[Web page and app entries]

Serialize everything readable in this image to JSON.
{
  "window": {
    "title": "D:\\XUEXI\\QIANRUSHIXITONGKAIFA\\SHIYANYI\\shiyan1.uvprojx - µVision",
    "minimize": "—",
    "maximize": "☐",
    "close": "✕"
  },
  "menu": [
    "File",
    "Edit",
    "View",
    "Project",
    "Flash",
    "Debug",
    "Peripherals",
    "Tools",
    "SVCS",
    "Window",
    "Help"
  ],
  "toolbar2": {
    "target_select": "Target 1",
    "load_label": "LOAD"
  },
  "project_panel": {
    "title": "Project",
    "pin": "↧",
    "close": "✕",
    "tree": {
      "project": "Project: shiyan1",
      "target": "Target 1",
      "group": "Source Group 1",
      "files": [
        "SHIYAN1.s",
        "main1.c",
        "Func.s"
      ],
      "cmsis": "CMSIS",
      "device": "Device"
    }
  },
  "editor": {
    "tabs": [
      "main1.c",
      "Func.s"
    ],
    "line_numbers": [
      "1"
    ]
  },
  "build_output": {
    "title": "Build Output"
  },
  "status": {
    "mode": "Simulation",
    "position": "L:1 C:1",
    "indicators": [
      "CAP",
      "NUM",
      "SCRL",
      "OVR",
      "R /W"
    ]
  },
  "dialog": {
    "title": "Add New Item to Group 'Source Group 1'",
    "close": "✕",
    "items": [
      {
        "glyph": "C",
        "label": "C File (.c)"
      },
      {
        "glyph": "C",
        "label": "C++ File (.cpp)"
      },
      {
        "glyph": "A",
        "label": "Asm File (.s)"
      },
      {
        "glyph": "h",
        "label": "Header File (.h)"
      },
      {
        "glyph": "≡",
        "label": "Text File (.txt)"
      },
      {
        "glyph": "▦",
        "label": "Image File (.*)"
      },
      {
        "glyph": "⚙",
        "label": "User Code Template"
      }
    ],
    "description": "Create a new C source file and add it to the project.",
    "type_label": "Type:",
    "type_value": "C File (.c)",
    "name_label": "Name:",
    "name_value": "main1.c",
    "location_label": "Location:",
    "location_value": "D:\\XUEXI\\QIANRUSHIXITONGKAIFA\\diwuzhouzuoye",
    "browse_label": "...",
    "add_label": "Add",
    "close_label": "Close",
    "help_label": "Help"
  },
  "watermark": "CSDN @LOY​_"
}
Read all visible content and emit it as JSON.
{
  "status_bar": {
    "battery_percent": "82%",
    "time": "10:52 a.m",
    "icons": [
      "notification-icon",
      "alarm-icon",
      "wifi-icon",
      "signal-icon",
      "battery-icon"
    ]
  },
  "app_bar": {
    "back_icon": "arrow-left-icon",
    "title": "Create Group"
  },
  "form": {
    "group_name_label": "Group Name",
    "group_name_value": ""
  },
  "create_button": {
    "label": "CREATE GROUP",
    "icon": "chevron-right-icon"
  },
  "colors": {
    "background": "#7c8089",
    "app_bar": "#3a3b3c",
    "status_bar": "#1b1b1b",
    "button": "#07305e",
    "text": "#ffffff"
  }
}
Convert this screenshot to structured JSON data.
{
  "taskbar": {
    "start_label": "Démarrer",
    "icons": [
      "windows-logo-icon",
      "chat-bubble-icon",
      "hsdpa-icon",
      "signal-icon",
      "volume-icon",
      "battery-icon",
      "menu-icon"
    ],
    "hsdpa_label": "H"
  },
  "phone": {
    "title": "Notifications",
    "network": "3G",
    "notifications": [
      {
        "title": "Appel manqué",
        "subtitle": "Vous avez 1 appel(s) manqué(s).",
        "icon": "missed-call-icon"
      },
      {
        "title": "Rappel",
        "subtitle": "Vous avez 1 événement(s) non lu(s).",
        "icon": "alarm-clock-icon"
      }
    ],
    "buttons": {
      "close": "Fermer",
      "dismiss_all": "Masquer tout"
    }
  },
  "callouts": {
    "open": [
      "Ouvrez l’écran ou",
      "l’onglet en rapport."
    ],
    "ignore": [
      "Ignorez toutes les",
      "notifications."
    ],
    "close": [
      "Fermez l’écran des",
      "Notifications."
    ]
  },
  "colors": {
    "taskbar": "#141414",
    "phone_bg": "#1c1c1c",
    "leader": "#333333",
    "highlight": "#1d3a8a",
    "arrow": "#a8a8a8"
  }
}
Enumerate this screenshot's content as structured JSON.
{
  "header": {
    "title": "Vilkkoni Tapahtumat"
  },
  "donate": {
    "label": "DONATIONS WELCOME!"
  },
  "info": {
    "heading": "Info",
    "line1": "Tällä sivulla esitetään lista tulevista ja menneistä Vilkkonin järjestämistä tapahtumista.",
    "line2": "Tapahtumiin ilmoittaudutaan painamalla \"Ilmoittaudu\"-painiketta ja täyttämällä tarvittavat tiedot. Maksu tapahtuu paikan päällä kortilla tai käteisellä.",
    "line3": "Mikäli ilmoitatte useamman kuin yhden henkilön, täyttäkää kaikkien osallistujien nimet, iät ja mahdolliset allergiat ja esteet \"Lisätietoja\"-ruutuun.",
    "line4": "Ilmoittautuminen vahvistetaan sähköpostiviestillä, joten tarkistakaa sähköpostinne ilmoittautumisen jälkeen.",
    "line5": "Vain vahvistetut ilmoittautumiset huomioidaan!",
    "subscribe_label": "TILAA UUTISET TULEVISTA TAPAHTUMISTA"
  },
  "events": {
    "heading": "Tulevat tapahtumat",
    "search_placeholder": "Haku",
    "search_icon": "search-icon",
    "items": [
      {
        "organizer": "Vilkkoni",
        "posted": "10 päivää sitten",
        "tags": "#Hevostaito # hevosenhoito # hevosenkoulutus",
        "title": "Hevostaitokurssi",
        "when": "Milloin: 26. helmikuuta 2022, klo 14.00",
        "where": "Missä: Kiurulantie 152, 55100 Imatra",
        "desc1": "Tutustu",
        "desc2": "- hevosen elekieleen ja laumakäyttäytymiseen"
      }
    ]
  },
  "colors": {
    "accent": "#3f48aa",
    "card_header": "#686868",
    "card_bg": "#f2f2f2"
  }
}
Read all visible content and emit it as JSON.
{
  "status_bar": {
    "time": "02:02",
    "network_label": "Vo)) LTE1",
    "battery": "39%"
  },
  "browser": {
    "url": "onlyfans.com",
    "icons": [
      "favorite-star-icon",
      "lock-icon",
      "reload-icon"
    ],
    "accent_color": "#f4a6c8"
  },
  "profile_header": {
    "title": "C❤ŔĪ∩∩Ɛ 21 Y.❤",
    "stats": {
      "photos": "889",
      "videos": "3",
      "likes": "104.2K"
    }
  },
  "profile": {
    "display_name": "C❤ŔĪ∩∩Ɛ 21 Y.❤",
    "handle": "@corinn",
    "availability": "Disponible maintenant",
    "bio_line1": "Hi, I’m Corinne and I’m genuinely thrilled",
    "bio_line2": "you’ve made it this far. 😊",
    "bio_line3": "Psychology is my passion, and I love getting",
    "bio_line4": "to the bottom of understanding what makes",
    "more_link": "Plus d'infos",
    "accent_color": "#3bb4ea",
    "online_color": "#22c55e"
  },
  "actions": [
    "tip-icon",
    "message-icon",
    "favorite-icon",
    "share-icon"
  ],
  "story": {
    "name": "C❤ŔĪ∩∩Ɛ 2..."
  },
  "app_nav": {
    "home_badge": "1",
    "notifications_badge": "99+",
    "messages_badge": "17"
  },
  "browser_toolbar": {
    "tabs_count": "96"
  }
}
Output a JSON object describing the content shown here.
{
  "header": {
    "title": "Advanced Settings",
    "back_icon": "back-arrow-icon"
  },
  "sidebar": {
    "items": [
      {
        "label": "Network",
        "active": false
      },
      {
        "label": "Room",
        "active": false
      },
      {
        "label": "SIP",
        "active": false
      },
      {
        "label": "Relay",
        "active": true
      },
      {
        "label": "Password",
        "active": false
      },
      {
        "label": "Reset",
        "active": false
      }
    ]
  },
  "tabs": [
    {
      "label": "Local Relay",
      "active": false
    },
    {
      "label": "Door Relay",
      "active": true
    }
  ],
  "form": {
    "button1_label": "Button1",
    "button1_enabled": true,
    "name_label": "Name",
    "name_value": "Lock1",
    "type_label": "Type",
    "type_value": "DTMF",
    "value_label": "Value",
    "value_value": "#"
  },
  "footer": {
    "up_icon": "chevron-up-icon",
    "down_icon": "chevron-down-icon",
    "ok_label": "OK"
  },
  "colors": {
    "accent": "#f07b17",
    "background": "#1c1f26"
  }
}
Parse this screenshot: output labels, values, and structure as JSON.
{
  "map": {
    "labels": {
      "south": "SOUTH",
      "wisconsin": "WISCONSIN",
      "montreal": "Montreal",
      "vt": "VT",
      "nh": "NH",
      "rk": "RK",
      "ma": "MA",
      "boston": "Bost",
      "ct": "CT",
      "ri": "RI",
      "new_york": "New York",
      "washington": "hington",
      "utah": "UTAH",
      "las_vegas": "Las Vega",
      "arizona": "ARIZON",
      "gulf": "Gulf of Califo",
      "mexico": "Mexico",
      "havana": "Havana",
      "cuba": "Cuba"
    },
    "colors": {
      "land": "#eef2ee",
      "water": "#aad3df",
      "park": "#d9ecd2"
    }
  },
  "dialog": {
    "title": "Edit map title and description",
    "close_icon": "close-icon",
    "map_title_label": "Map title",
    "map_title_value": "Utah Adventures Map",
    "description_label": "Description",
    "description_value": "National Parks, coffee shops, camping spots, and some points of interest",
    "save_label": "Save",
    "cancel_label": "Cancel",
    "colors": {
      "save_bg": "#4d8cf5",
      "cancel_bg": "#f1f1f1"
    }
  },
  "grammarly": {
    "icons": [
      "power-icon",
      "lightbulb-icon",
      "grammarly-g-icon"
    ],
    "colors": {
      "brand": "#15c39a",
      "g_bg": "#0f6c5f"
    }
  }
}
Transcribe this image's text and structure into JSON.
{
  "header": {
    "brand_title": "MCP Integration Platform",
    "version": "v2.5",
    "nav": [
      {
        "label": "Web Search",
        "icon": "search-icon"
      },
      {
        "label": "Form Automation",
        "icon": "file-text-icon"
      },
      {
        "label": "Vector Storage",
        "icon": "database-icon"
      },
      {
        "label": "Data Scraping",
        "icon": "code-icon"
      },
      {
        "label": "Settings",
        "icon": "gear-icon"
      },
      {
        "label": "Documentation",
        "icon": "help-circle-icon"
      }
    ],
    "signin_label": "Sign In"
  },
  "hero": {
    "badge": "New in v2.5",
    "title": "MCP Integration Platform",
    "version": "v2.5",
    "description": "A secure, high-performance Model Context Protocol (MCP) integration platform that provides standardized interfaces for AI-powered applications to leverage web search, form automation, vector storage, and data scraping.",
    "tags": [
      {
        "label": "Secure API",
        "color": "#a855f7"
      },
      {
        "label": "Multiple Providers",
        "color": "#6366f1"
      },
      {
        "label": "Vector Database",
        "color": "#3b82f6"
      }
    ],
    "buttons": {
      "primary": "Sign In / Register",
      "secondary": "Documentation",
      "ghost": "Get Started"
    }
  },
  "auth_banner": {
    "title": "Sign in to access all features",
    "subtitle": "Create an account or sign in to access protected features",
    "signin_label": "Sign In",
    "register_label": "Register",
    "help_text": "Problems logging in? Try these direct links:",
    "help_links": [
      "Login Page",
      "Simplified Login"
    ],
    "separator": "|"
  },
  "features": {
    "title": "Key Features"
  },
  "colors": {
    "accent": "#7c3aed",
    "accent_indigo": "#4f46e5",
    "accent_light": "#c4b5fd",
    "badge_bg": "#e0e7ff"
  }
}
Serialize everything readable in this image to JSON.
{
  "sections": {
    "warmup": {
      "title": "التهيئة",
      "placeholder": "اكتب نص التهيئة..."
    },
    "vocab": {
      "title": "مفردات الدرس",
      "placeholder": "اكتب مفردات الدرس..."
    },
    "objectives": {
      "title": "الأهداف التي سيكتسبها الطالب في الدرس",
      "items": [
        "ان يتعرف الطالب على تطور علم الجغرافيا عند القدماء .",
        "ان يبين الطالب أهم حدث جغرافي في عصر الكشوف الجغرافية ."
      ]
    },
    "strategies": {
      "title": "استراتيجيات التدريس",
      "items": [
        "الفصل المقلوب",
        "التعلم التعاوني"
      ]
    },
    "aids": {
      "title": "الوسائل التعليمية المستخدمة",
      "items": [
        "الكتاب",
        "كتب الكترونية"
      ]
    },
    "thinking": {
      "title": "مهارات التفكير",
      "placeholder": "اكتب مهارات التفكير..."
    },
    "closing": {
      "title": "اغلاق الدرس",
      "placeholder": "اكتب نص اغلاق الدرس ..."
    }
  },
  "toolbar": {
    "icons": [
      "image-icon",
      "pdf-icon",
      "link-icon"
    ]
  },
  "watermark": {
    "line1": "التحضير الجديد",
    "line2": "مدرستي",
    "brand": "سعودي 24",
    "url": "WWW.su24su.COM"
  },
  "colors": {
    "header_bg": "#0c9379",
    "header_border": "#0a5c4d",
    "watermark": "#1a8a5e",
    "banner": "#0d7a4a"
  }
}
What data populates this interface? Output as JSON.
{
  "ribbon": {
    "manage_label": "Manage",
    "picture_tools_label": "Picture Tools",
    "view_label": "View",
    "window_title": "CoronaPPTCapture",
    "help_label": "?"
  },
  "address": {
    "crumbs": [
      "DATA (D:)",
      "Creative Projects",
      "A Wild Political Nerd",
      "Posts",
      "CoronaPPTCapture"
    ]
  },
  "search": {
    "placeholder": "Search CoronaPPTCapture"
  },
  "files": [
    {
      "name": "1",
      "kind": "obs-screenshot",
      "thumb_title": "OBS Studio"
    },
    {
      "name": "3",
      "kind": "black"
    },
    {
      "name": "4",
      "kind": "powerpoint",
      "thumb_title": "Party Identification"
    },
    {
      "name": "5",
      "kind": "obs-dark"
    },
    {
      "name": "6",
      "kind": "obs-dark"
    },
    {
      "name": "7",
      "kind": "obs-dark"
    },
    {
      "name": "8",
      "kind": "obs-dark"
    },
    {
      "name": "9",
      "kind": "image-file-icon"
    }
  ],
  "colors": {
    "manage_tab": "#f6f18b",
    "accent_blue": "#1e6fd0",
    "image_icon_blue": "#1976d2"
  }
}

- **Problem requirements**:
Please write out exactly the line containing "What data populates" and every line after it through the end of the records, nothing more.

- **Response**:
What data populates this interface? Output as JSON.
{
  "ribbon": {
    "manage_label": "Manage",
    "picture_tools_label": "Picture Tools",
    "view_label": "View",
    "window_title": "CoronaPPTCapture",
    "help_label": "?"
  },
  "address": {
    "crumbs": [
      "DATA (D:)",
      "Creative Projects",
      "A Wild Political Nerd",
      "Posts",
      "CoronaPPTCapture"
    ]
  },
  "search": {
    "placeholder": "Search CoronaPPTCapture"
  },
  "files": [
    {
      "name": "1",
      "kind": "obs-screenshot",
      "thumb_title": "OBS Studio"
    },
    {
      "name": "3",
      "kind": "black"
    },
    {
      "name": "4",
      "kind": "powerpoint",
      "thumb_title": "Party Identification"
    },
    {
      "name": "5",
      "kind": "obs-dark"
    },
    {
      "name": "6",
      "kind": "obs-dark"
    },
    {
      "name": "7",
      "kind": "obs-dark"
    },
    {
      "name": "8",
      "kind": "obs-dark"
    },
    {
      "name": "9",
      "kind": "image-file-icon"
    }
  ],
  "colors": {
    "manage_tab": "#f6f18b",
    "accent_blue": "#1e6fd0",
    "image_icon_blue": "#1976d2"
  }
}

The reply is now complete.